What the Changing Role of Social-Media Influence Means for Brands
TV's influence on consumer behavior is shrinking
- In 2014, the dominance of TV's influence shrunk significantly over the prior year. In fact, at times during the year, TV and social media were on par.
- There appears to be some seasonality to TV ads vs. social media: Warmer-weather months correlated with a rise in social media selection, and the fall TV season with greater TV ad influence.
- Internet advertising sees a very gradual increase, but far less volatility than TV or social media.
The question was posed to over 170,000 U.S. adults over a 24-month period, via polls running on hundreds of publisher websites. Total responses in any given month ranged from 2,000 to over 5,000, and the data was weighted for U.S. Census gender and age.
Social media chatter shows strong influence

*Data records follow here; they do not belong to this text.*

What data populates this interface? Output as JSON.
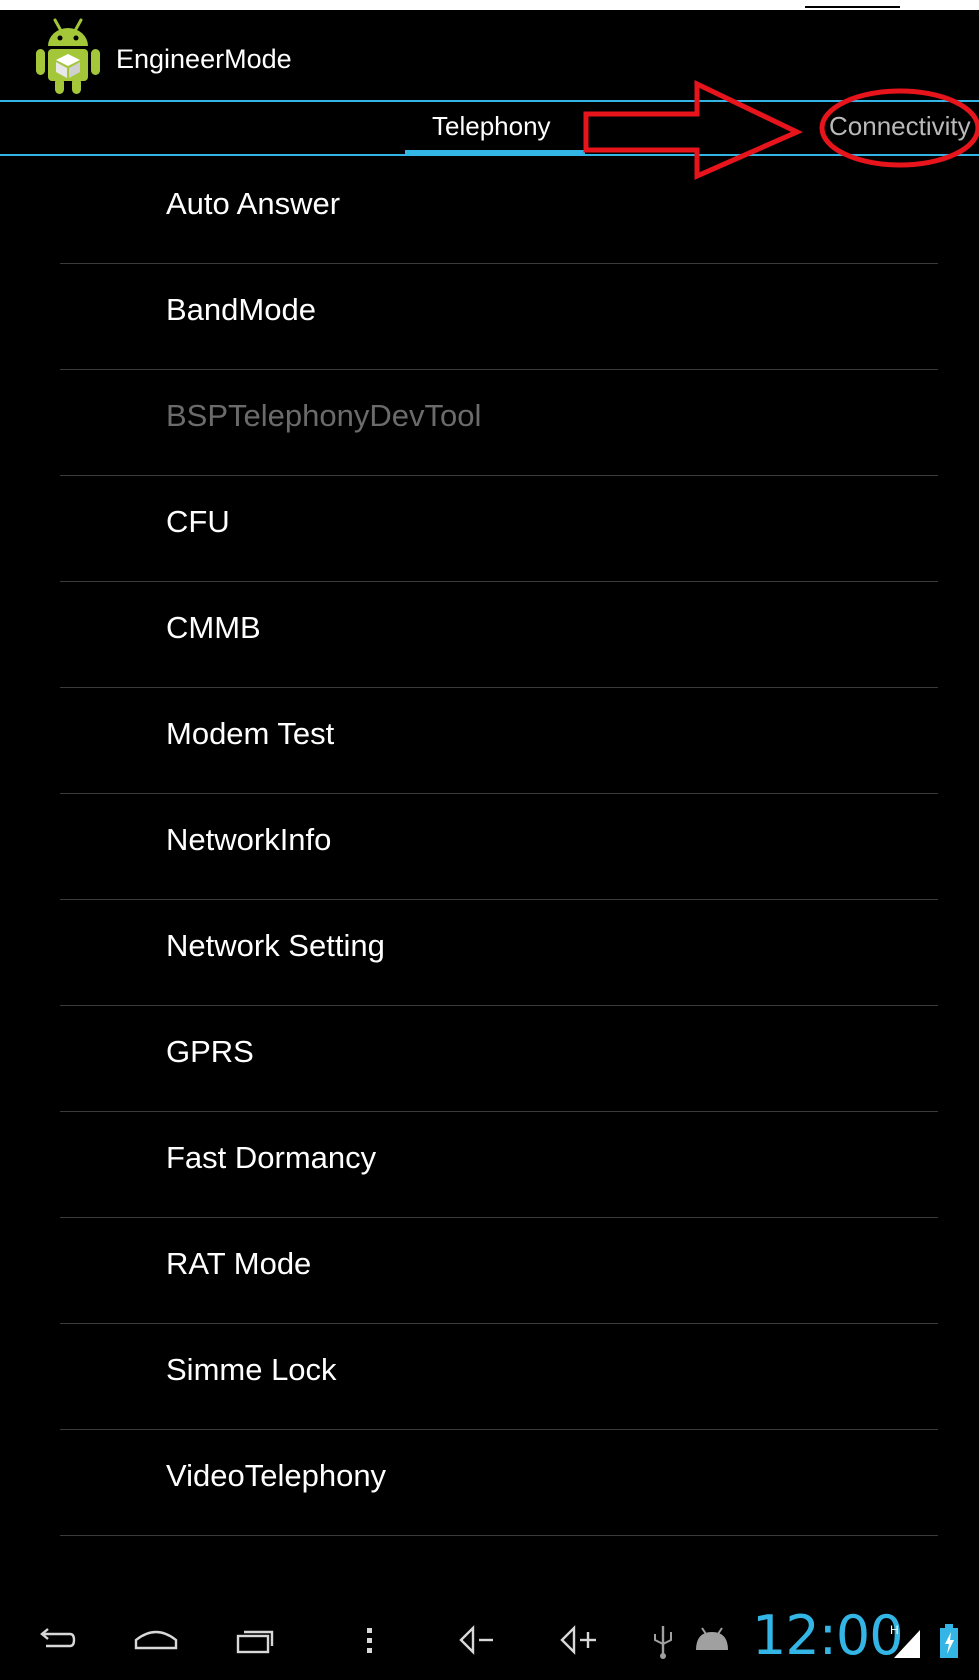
{
  "app": {
    "title": "EngineerMode"
  },
  "tabs": [
    {
      "label": "Telephony",
      "selected": true
    },
    {
      "label": "Connectivity",
      "selected": false
    }
  ],
  "list": {
    "items": [
      {
        "label": "Auto Answer",
        "enabled": true
      },
      {
        "label": "BandMode",
        "enabled": true
      },
      {
        "label": "BSPTelephonyDevTool",
        "enabled": false
      },
      {
        "label": "CFU",
        "enabled": true
      },
      {
        "label": "CMMB",
        "enabled": true
      },
      {
        "label": "Modem Test",
        "enabled": true
      },
      {
        "label": "NetworkInfo",
        "enabled": true
      },
      {
        "label": "Network Setting",
        "enabled": true
      },
      {
        "label": "GPRS",
        "enabled": true
      },
      {
        "label": "Fast Dormancy",
        "enabled": true
      },
      {
        "label": "RAT Mode",
        "enabled": true
      },
      {
        "label": "Simme Lock",
        "enabled": true
      },
      {
        "label": "VideoTelephony",
        "enabled": true
      }
    ]
  },
  "system_bar": {
    "time": "12:00",
    "icons": [
      "back-icon",
      "home-icon",
      "recent-apps-icon",
      "menu-icon",
      "volume-down-icon",
      "volume-up-icon",
      "usb-icon",
      "android-debug-icon",
      "signal-icon",
      "battery-charging-icon"
    ],
    "network_indicator": "H"
  },
  "colors": {
    "accent": "#33b5e5",
    "background": "#000000",
    "annotation": "#e8141c",
    "disabled_text": "#6b6b6b"
  }
}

Television advertising began in a fairly strong position, influencing just over half of consumers, between January and August 2013, then it saw a spike in September and October 2013 to 56% of respondents. From there, it declined to a low point of 43% from May through August 2014. Meanwhile, social media showed an inverse correlation during this time period, remaining in the low 40% range since March 2014.
The patterns "go seasonal" again shortly thereafter during fall 2014, possibly because new TV season content is shifting some percentage of eyeball attention (and influence opportunity) from second-screen devices to the TV screen.
But overall, the trend shows an increasing percentage of consumers saying social media chatter influences them the most. The proliferation of portable second screens is no doubt a big factor here. During this same time period, our data show that smart-phone ownership has grown from 53% to 67% of U.S. adults, and tablet computer ownership has grown from 32% to 52%. However, this hasn't yet necessarily translated to more people watching full episodes of TV content online; those numbers among U.S. adults overall remained relatively flat in the same period.
While live viewing is still the preferred way for most to consume TV content, those who say they are most influenced by TV advertisers remain as a whole more "traditional" in their attributes. Looking at their aggregate profile, they tend to be over age 45, watch more than four hours of TV daily, prefer traditional communication methods (phone calls), and do the majority, if not all, of their shopping in stores. They are more likely to drive American-made cars and eat most often at fast-food chain restaurants.
In contrast, the segment which says they're influenced the most by social media comments has a slight female skew; they are more likely to be 18- to 29-years old; say they're addicted to digital devices; prefer to eat at fast casual chains or independent, local establishments; are more likely to drive a Japanese-made car; and favor watching TV via DVRs. This is the group that advertisers need to focus on because these consumers pay close attention to peer recommendations, and sharing is only a click away. Their "market maven" attributes can make them powerful allies in driving product adoption.
We don't see nearly as much trend-line activity in Internet advertising. Online ads influenced about 10% of respondents in January 2013, peaked at 15% in August 2014 and closed out 2014 at 13%. It has not dropped below 13% since October 2013. The segment skews slightly more male and more tech-savvy than the general population, and their incomes tend to fall at the highest and lowest ends of the earnings spectrum. They largely prefer viewing TV content through online streaming services, tend to closely follow tech news, likely play video games daily, and do the most online shopping. Tech advertisers and online retailers should strongly court them.
The technology and data exist to allow marketers to regularly track the pulse of consumers and to catch seasonal and trending changes as early as possible. This data shouldn't lead to proclamations of an inevitable demise of TV advertising or doom for Internet advertising. Instead, it should put a spotlight on the need to better understand these different audience groups, and develop creative strategies that would appeal to and leverage them. We advise to not solely rely on social media chatter for this data; it's likely to paint only a partial picture.